───── Entries provided ─────

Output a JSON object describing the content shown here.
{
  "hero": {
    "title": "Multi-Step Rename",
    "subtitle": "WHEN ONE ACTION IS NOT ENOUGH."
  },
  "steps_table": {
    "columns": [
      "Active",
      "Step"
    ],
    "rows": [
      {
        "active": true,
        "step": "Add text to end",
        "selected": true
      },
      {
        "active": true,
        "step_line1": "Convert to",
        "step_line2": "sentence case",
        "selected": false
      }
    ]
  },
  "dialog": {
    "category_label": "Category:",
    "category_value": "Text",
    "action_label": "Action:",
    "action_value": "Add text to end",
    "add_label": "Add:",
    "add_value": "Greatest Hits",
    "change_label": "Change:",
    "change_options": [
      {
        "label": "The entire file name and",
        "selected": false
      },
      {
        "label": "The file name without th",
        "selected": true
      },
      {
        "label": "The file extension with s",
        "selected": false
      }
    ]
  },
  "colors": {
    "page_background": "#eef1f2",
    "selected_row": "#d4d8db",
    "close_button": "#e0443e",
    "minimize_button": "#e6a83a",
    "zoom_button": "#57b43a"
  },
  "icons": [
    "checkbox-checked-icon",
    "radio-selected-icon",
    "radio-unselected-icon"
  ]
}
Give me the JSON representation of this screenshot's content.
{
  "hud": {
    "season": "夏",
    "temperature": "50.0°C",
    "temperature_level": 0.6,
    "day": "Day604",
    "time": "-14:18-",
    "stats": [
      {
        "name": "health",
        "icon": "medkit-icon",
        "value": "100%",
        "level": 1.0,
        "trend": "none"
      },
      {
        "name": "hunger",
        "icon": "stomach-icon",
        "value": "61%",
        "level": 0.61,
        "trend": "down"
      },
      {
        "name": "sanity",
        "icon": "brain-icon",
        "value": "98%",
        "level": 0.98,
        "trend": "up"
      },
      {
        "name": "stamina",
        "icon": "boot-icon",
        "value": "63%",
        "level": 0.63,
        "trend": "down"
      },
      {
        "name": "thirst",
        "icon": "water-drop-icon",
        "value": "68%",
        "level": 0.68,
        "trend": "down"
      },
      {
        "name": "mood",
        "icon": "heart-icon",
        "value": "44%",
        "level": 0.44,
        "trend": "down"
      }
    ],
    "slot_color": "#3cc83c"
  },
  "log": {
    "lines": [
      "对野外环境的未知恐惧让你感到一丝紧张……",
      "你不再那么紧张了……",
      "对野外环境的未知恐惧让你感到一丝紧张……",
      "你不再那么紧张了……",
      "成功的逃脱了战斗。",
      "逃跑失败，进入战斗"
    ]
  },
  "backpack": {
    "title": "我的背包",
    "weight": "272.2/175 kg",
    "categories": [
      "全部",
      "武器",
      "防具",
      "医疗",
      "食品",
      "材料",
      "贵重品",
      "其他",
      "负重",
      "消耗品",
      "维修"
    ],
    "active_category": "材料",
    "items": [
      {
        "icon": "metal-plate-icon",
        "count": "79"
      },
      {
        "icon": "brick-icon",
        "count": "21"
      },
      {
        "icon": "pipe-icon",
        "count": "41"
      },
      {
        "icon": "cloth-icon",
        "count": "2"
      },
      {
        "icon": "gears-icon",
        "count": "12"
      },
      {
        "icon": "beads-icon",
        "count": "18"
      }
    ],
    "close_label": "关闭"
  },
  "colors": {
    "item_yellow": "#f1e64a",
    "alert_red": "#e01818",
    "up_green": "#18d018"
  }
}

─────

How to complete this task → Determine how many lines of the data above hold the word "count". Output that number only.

Exercise solution → 6